Activity
Whenever a line in the records below holds the string "portréty", copy it out.

Given records
————
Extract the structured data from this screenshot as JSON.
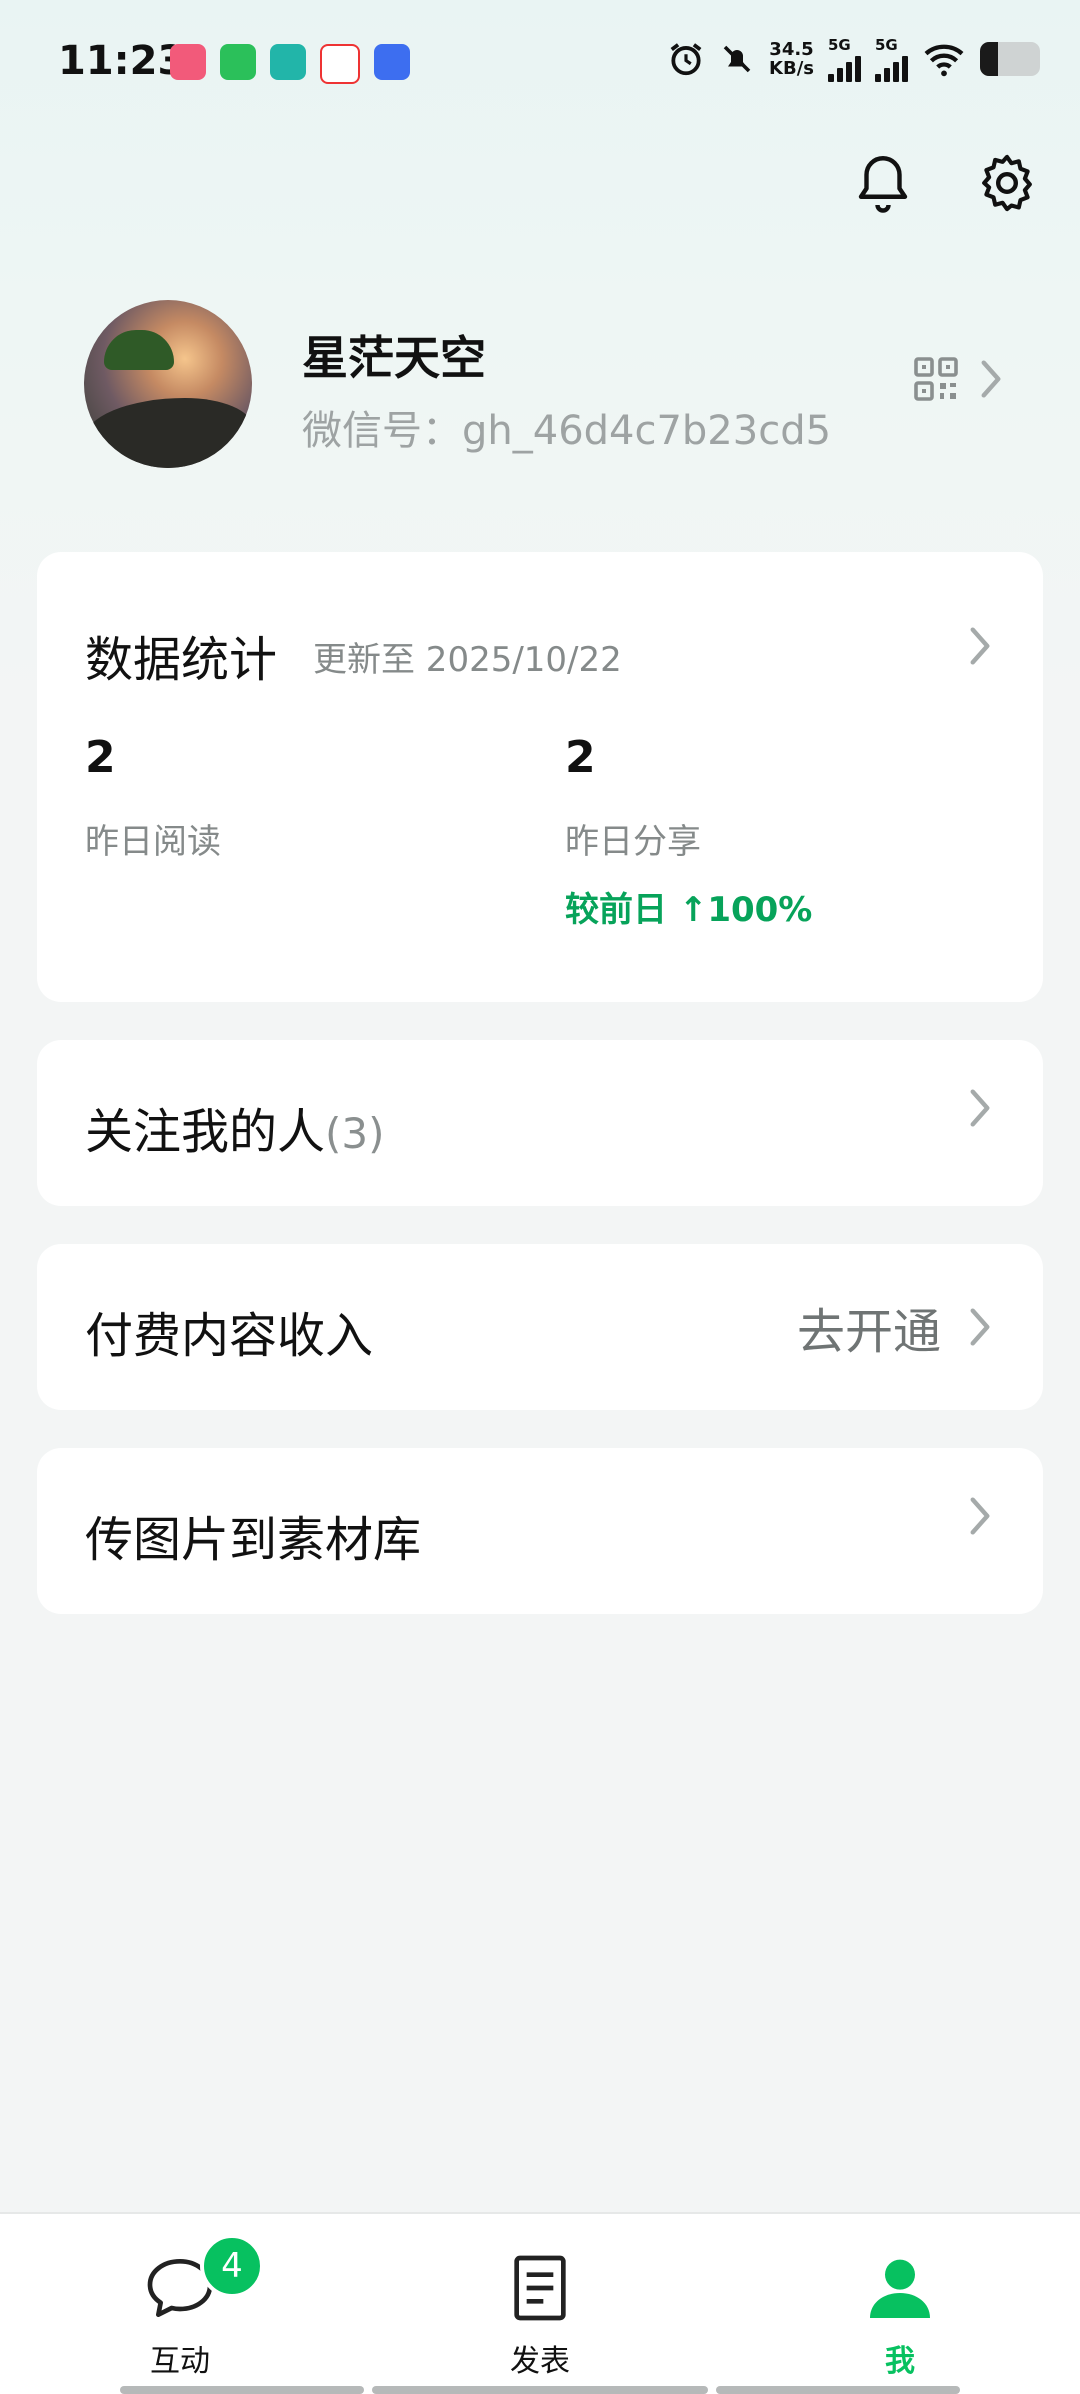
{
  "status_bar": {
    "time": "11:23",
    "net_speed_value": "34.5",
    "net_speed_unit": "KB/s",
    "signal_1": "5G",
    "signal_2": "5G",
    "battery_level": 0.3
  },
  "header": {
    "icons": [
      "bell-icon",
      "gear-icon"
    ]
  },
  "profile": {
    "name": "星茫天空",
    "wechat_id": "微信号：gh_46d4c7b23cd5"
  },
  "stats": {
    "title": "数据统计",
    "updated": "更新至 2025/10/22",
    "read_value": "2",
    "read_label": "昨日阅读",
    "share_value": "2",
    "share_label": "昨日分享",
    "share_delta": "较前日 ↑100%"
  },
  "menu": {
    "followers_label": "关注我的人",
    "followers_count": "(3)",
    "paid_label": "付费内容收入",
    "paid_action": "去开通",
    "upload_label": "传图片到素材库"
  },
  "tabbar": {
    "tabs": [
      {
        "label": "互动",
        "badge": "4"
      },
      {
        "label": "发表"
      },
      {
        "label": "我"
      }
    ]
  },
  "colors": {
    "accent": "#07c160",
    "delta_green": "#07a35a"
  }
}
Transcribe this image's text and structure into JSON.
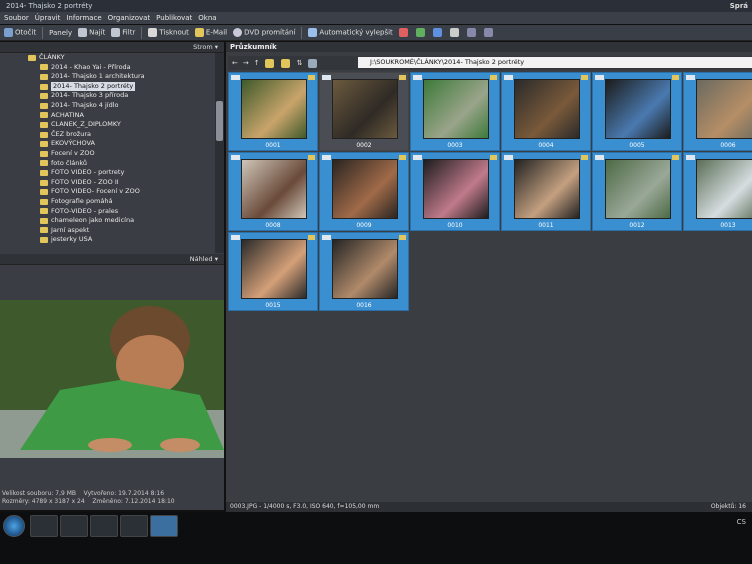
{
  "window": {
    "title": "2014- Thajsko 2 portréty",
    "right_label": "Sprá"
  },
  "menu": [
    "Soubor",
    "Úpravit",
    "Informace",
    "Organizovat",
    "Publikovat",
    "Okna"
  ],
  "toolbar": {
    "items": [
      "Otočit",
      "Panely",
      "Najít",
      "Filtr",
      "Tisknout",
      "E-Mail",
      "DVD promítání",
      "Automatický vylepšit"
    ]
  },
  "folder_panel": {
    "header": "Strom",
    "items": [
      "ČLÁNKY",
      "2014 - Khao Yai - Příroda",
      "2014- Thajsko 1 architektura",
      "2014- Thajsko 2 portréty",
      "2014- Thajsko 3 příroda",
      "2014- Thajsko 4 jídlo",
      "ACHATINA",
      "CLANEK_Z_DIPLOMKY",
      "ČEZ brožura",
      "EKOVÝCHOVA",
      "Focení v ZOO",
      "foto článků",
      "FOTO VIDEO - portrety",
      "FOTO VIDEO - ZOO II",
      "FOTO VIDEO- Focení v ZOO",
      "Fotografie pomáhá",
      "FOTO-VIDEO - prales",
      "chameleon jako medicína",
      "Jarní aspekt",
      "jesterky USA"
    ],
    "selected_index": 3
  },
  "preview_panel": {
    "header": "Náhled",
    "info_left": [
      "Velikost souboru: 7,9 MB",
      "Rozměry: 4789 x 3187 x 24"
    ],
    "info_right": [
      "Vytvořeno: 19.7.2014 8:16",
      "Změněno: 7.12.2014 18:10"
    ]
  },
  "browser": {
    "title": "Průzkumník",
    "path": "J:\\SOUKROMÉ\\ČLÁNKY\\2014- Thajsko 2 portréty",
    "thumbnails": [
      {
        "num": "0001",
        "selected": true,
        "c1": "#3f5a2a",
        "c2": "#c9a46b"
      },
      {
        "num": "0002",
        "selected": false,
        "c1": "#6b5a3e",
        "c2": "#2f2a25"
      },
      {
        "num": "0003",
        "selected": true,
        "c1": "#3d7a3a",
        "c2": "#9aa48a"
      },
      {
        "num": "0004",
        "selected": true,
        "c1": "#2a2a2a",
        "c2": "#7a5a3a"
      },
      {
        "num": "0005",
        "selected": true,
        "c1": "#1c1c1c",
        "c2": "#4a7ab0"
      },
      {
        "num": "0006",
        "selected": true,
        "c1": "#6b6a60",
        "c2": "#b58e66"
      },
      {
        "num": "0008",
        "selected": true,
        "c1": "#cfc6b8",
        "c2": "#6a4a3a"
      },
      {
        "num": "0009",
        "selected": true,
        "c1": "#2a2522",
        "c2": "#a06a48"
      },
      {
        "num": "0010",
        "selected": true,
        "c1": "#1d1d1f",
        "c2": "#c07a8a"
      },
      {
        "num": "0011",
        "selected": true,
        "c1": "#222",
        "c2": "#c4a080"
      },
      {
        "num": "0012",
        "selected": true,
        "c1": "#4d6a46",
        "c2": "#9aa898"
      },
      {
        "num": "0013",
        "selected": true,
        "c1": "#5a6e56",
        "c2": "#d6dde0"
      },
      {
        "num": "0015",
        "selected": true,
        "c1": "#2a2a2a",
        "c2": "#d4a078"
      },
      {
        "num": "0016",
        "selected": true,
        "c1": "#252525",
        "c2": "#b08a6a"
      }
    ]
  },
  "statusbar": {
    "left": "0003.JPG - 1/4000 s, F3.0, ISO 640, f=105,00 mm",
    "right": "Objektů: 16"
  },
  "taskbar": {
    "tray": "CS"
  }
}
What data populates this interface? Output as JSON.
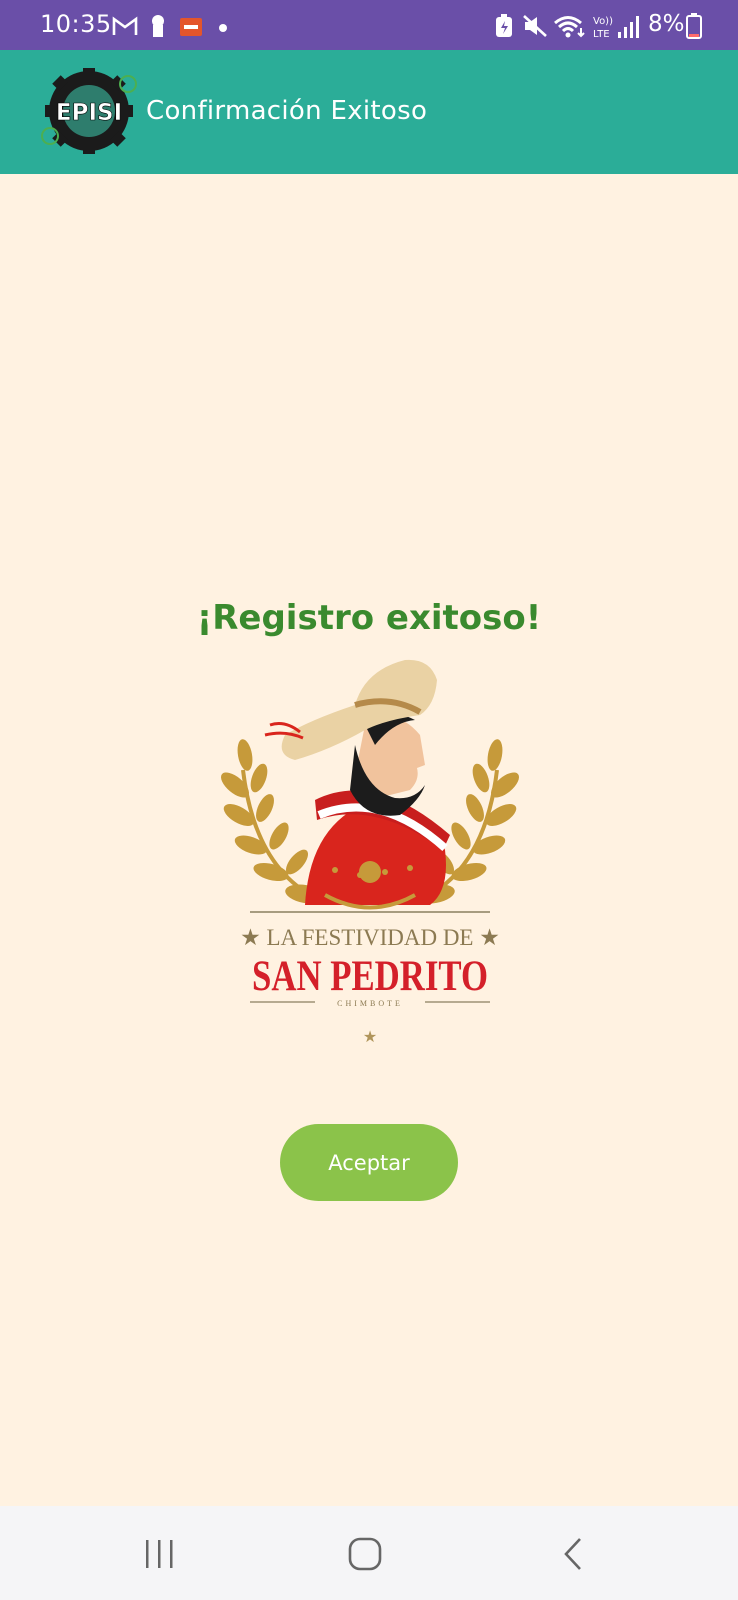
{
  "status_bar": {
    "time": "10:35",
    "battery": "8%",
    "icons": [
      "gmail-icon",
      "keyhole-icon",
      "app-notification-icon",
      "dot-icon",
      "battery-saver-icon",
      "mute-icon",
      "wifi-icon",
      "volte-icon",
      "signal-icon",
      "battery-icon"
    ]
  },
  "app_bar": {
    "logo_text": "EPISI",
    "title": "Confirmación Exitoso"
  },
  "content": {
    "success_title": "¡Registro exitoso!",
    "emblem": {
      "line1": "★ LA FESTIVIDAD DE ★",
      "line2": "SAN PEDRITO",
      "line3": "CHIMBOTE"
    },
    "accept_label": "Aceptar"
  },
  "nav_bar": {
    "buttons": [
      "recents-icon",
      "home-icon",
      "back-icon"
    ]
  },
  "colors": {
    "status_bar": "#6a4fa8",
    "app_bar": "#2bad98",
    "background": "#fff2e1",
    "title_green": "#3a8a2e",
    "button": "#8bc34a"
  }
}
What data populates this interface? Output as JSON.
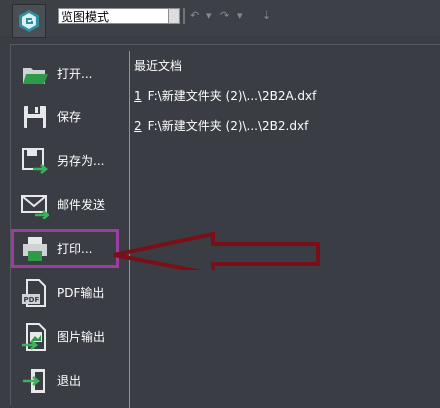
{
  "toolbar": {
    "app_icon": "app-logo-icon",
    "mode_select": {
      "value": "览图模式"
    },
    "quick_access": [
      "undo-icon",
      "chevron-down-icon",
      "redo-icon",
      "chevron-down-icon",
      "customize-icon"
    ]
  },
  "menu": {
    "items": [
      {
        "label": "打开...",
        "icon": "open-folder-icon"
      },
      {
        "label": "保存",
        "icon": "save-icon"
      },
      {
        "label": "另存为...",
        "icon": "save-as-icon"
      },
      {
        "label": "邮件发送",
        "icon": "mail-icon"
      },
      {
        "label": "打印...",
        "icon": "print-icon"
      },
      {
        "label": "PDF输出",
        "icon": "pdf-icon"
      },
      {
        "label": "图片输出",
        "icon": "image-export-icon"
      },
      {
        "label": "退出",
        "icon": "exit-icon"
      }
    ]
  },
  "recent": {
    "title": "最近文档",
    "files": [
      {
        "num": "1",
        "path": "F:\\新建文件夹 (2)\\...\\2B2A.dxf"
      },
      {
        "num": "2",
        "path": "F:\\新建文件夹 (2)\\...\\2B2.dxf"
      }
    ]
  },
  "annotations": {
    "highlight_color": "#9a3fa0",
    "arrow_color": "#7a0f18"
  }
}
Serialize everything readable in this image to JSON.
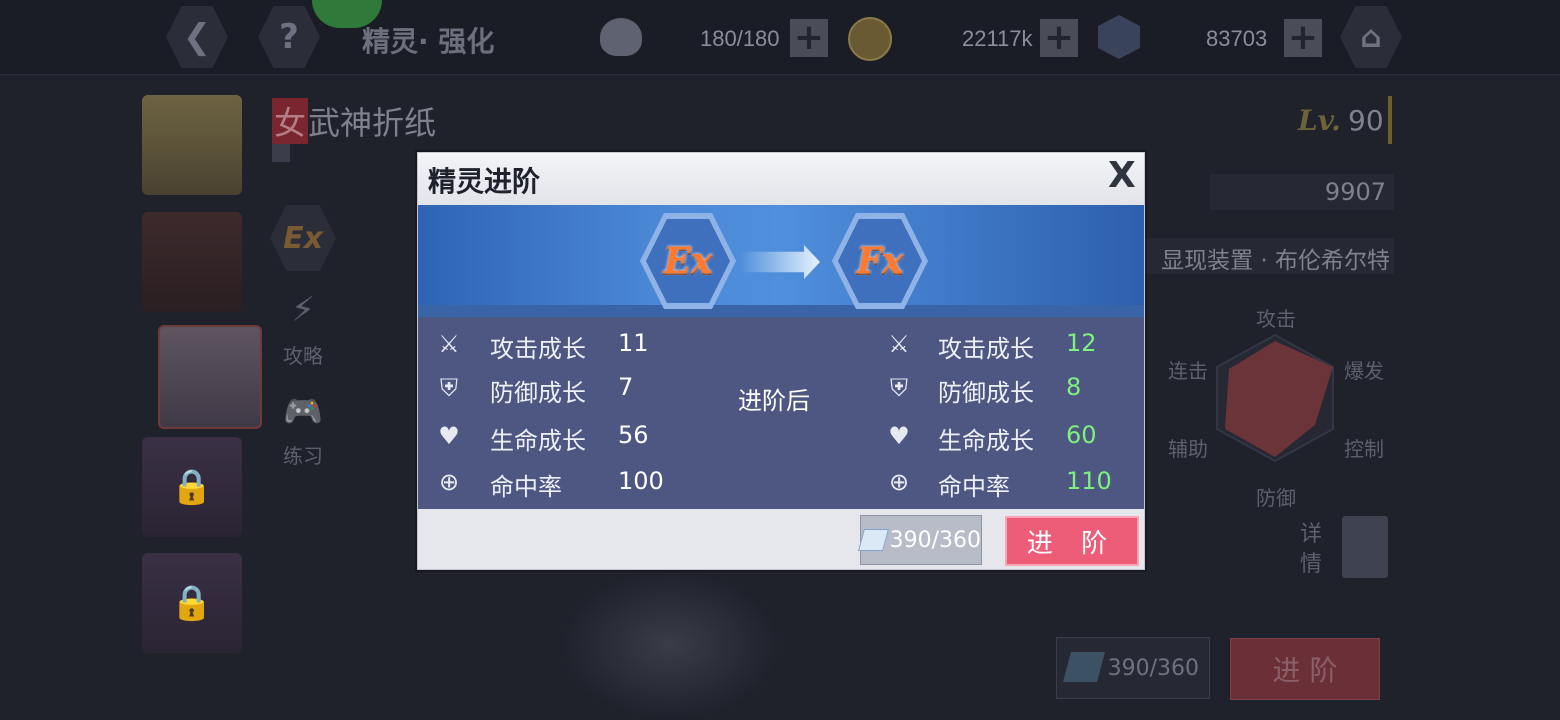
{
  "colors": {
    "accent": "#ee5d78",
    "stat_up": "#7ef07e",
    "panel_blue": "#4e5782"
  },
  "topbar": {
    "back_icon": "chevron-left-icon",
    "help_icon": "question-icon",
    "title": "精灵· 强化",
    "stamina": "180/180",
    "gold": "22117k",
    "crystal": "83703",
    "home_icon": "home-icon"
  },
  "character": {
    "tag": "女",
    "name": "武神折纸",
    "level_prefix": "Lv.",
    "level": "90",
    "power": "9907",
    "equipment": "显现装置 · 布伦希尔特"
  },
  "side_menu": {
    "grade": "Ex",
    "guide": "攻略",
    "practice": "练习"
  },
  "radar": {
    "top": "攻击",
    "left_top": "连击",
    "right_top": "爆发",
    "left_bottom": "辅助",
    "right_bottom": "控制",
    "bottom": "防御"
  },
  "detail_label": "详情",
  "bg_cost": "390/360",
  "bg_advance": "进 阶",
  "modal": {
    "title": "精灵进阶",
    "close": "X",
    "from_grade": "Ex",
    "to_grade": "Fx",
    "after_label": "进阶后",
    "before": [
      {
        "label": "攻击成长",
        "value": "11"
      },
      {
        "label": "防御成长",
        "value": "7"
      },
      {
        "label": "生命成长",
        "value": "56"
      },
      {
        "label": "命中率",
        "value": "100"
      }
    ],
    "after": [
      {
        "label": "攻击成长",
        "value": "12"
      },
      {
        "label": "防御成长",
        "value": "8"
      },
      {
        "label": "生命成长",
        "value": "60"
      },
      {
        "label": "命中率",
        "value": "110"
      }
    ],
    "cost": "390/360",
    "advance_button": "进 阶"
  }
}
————
Task response
    "title": "2014- Thajsko 2 portréty",
      "2014- Thajsko 2 portréty",
    "path": "J:\\SOUKROMÉ\\ČLÁNKY\\2014- Thajsko 2 portréty",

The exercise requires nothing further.